[Data about app and page elements]
--- START ---

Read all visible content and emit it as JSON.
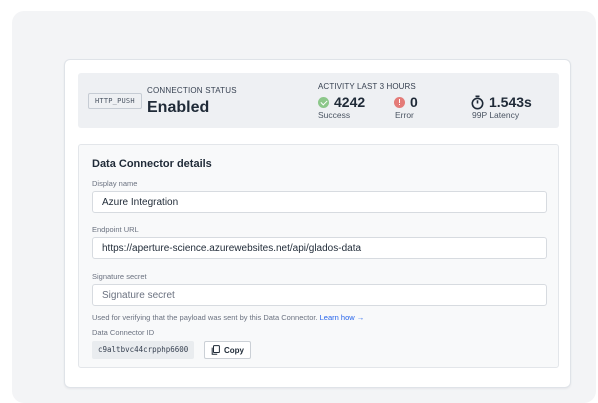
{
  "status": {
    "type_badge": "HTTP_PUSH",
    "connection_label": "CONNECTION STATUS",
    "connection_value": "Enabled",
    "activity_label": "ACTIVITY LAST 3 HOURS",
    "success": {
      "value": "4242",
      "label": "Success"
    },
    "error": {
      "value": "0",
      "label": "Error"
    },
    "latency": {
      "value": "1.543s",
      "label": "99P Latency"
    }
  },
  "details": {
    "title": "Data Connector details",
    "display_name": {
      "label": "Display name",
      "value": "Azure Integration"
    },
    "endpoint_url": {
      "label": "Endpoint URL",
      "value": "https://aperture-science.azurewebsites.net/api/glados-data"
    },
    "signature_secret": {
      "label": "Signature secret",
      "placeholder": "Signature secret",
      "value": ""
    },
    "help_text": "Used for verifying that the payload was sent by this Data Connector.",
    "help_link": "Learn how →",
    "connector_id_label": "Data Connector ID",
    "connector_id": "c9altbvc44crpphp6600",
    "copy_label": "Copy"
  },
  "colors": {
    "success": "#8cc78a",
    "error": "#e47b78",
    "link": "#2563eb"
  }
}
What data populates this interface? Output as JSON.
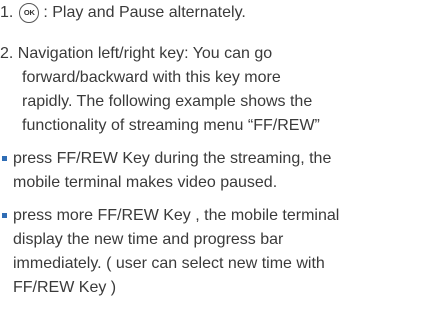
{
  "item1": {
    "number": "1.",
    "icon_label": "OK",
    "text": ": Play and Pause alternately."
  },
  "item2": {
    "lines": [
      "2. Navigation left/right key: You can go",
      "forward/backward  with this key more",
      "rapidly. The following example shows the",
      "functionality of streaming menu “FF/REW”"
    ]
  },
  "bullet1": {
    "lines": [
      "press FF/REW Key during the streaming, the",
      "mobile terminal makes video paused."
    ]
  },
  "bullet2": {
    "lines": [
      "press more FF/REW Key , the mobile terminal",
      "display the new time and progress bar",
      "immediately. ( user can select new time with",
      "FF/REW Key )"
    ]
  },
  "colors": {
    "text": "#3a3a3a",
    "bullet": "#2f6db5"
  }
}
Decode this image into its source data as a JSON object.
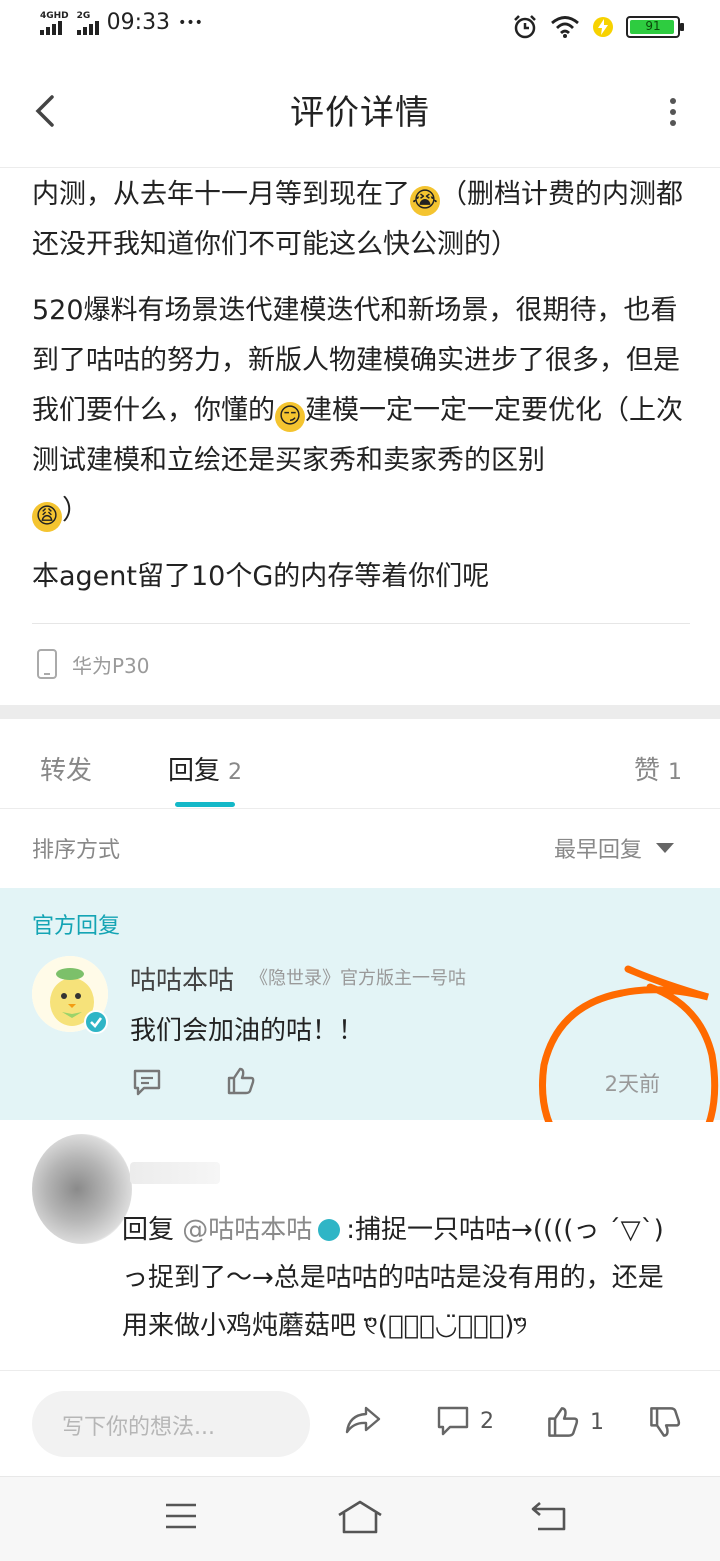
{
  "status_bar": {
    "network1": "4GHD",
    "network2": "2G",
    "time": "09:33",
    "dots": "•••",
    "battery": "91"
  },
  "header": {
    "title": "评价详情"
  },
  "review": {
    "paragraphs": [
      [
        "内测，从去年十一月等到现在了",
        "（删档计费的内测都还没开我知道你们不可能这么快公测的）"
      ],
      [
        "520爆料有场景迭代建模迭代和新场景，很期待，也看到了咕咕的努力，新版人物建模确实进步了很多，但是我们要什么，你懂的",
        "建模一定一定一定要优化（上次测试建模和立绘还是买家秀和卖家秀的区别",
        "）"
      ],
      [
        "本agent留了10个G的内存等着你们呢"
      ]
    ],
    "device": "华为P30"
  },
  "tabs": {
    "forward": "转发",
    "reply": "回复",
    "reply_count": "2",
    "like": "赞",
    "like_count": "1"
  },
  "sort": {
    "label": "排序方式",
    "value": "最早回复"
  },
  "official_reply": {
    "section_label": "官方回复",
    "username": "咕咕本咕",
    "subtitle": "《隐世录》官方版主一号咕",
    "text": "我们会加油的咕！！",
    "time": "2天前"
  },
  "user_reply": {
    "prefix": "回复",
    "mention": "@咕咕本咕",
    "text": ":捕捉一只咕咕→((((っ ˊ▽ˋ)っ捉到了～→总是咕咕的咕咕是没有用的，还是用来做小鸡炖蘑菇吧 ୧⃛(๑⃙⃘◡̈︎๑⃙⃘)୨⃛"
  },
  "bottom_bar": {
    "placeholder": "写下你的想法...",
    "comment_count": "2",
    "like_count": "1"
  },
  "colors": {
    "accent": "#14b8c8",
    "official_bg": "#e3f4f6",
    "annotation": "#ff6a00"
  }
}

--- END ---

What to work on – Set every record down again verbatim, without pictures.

Finished exercise –
Read all visible content and emit it as JSON.
{
  "status": {
    "type_badge": "HTTP_PUSH",
    "connection_label": "CONNECTION STATUS",
    "connection_value": "Enabled",
    "activity_label": "ACTIVITY LAST 3 HOURS",
    "success": {
      "value": "4242",
      "label": "Success"
    },
    "error": {
      "value": "0",
      "label": "Error"
    },
    "latency": {
      "value": "1.543s",
      "label": "99P Latency"
    }
  },
  "details": {
    "title": "Data Connector details",
    "display_name": {
      "label": "Display name",
      "value": "Azure Integration"
    },
    "endpoint_url": {
      "label": "Endpoint URL",
      "value": "https://aperture-science.azurewebsites.net/api/glados-data"
    },
    "signature_secret": {
      "label": "Signature secret",
      "placeholder": "Signature secret",
      "value": ""
    },
    "help_text": "Used for verifying that the payload was sent by this Data Connector.",
    "help_link": "Learn how →",
    "connector_id_label": "Data Connector ID",
    "connector_id": "c9altbvc44crpphp6600",
    "copy_label": "Copy"
  },
  "colors": {
    "success": "#8cc78a",
    "error": "#e47b78",
    "link": "#2563eb"
  }
}
What data populates this interface? Output as JSON.
{
  "item1": {
    "number": "1.",
    "icon_label": "OK",
    "text": ": Play and Pause alternately."
  },
  "item2": {
    "lines": [
      "2. Navigation left/right key: You can go",
      "forward/backward  with this key more",
      "rapidly. The following example shows the",
      "functionality of streaming menu “FF/REW”"
    ]
  },
  "bullet1": {
    "lines": [
      "press FF/REW Key during the streaming, the",
      "mobile terminal makes video paused."
    ]
  },
  "bullet2": {
    "lines": [
      "press more FF/REW Key , the mobile terminal",
      "display the new time and progress bar",
      "immediately. ( user can select new time with",
      "FF/REW Key )"
    ]
  },
  "colors": {
    "text": "#3a3a3a",
    "bullet": "#2f6db5"
  }
}
Decode this image into its source data as a JSON object.
{
  "status_bar": {
    "network1": "4GHD",
    "network2": "2G",
    "time": "09:33",
    "dots": "•••",
    "battery": "91"
  },
  "header": {
    "title": "评价详情"
  },
  "review": {
    "paragraphs": [
      [
        "内测，从去年十一月等到现在了",
        "（删档计费的内测都还没开我知道你们不可能这么快公测的）"
      ],
      [
        "520爆料有场景迭代建模迭代和新场景，很期待，也看到了咕咕的努力，新版人物建模确实进步了很多，但是我们要什么，你懂的",
        "建模一定一定一定要优化（上次测试建模和立绘还是买家秀和卖家秀的区别",
        "）"
      ],
      [
        "本agent留了10个G的内存等着你们呢"
      ]
    ],
    "device": "华为P30"
  },
  "tabs": {
    "forward": "转发",
    "reply": "回复",
    "reply_count": "2",
    "like": "赞",
    "like_count": "1"
  },
  "sort": {
    "label": "排序方式",
    "value": "最早回复"
  },
  "official_reply": {
    "section_label": "官方回复",
    "username": "咕咕本咕",
    "subtitle": "《隐世录》官方版主一号咕",
    "text": "我们会加油的咕！！",
    "time": "2天前"
  },
  "user_reply": {
    "prefix": "回复",
    "mention": "@咕咕本咕",
    "text": ":捕捉一只咕咕→((((っ ˊ▽ˋ)っ捉到了～→总是咕咕的咕咕是没有用的，还是用来做小鸡炖蘑菇吧 ୧⃛(๑⃙⃘◡̈︎๑⃙⃘)୨⃛"
  },
  "bottom_bar": {
    "placeholder": "写下你的想法...",
    "comment_count": "2",
    "like_count": "1"
  },
  "colors": {
    "accent": "#14b8c8",
    "official_bg": "#e3f4f6",
    "annotation": "#ff6a00"
  }
}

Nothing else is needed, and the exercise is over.